Light can be produced and controlled electronically in several ways. In light emitting diodes or LEDs, a solid-state process called electroluminescence produces light. A relatively new phenomenon, LED lighting is making great strides in lighting industries with its power and efficiency. LEDs are envisaged to play a greater role with some types lasting up to 100,000 hours, compared to about 1000 hours for an incandescent bulb. Two key areas where LED technology is expected to impact lighting industries in the next decade include Illumination and Effects.
What Is A Light Emitting Diode [LED]?
The LED is a semiconductor device made from a combination of chemically polarised semiconductors. The chemical composition is selected to define the energy of the electrons that pass across the boundary between the two types of semiconductors. This energy is converted to light as electrons flow through the device. The electron defines the wavelength of the resultant coloured light.
Benefits of LED
There are numerous benefits offered by LEDs especially in terms of their inherent efficiency and longer lifespan that translate into long-term savings.
Some of the significant benefits of LEDs are:
- Lower power consumption as opposed to conventional lighting
- No ultra-violet output. The UV component in conventional lighting can cause damage to fabric
- Very long lamp lifespan - up to 100,000 hours
- Ecologically friendly
- Light weight manufacture
- Emits very little heat in light output, thereby reducing air-conditioning costs
- Small size enables it to fit into positions that conventional lights canno
- Coloured light can be produced by controlling the power to each primary colour, eliminating power wastage
LEDs in Illumination - Overcoming Inherent Limitations
Essentially illumination uses white light and LEDs inherently are incapable of producing white light. However, LED technology has at least two ways of overcoming this limitation.
The first method pioneered by Nichia of Japan in 1996, involves the coating of a blue Led with phosphor. When the blue light hits the surface of the phosphor, it emits white light. This technology is commonly seen in commercial applications but the degradation of the phosphor coating over time places its estimated lifespan at about 6 years.

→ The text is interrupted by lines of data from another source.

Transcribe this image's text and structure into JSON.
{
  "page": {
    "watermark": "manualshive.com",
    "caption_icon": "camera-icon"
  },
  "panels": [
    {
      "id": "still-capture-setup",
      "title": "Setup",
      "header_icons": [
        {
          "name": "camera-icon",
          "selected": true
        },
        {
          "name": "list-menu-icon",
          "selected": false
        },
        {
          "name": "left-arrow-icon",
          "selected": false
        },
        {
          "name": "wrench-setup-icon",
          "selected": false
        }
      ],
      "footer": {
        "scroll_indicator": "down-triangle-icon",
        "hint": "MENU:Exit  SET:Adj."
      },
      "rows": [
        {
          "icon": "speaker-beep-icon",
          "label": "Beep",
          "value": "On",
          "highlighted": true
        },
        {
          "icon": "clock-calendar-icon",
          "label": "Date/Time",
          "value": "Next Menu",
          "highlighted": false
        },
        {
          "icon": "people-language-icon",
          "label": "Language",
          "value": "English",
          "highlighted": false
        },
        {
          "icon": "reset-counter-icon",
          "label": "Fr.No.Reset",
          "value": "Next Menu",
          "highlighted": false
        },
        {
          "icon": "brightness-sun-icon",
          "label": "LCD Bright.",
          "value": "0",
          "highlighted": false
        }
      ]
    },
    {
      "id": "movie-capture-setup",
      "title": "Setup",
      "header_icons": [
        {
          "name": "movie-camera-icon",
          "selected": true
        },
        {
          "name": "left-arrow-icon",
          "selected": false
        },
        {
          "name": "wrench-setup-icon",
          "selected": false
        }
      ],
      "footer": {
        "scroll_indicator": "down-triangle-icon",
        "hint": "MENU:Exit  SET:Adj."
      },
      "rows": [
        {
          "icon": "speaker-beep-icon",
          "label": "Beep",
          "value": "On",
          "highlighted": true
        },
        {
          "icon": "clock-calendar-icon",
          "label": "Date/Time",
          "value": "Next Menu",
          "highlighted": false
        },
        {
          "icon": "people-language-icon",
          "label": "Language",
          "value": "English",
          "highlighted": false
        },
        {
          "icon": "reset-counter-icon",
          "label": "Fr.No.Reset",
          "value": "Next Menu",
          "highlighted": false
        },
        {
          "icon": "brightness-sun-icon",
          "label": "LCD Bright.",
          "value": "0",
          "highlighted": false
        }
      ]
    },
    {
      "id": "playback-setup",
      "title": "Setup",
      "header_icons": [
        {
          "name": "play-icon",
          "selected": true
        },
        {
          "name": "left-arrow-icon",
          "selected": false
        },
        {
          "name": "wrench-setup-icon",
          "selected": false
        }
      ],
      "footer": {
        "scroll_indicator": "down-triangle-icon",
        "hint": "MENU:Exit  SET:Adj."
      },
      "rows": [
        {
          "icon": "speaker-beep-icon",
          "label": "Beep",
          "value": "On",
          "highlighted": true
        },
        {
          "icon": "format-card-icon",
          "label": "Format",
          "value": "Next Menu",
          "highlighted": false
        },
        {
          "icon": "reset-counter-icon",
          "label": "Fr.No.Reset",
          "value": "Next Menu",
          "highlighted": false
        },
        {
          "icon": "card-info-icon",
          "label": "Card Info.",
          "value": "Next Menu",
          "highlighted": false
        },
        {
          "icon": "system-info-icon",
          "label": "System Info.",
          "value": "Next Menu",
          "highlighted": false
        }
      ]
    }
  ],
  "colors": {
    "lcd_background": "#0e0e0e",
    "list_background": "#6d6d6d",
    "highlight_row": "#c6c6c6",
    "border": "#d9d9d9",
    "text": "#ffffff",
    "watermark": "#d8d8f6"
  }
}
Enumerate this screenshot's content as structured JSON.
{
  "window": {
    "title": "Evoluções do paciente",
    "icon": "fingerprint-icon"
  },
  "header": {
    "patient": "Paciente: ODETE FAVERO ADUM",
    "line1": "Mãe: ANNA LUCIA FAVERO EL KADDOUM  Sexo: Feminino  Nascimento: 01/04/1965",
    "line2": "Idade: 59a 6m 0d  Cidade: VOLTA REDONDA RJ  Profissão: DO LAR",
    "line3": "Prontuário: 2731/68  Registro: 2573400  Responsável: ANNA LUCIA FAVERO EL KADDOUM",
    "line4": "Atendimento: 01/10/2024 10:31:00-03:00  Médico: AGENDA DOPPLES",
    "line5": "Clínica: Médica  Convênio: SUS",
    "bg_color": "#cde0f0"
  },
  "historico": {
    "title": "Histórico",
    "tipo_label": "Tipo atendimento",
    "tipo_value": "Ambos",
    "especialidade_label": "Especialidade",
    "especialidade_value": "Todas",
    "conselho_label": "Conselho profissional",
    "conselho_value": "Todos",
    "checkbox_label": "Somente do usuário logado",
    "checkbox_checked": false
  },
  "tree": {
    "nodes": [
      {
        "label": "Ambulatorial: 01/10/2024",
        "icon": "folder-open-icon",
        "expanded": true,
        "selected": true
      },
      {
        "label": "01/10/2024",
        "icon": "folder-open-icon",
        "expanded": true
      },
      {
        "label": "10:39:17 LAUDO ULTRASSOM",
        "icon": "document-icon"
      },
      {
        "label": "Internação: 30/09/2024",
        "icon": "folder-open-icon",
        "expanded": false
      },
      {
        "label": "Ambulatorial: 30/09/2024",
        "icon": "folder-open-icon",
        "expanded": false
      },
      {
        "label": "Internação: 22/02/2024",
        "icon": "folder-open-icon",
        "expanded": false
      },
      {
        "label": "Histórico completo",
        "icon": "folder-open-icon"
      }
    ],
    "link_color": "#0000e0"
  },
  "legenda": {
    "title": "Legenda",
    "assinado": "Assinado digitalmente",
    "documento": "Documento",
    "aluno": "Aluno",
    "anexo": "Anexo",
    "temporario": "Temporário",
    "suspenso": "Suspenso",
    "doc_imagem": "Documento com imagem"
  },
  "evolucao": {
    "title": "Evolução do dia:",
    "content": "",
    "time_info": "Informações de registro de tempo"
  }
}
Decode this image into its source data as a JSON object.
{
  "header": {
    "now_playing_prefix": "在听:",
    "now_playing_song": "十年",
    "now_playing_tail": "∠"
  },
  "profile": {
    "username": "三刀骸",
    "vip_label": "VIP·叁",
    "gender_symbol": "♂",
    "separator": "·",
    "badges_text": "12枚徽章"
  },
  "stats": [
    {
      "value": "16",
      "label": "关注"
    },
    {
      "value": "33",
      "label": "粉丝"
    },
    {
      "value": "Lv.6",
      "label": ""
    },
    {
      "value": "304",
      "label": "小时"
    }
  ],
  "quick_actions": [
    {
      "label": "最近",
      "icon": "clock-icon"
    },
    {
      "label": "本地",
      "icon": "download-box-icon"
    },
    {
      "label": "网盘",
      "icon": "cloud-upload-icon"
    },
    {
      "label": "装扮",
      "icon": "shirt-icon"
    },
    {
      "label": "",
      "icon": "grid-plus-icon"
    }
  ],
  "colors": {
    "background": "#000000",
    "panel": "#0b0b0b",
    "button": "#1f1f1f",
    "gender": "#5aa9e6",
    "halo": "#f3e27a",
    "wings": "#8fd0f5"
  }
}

Alternatively, another method of producing white light by mixing the three primary colours red, green and blue is finding some applications. The drawback here however is that given the nature of additive mixing, the white tends to be inconsistent in its spectrum.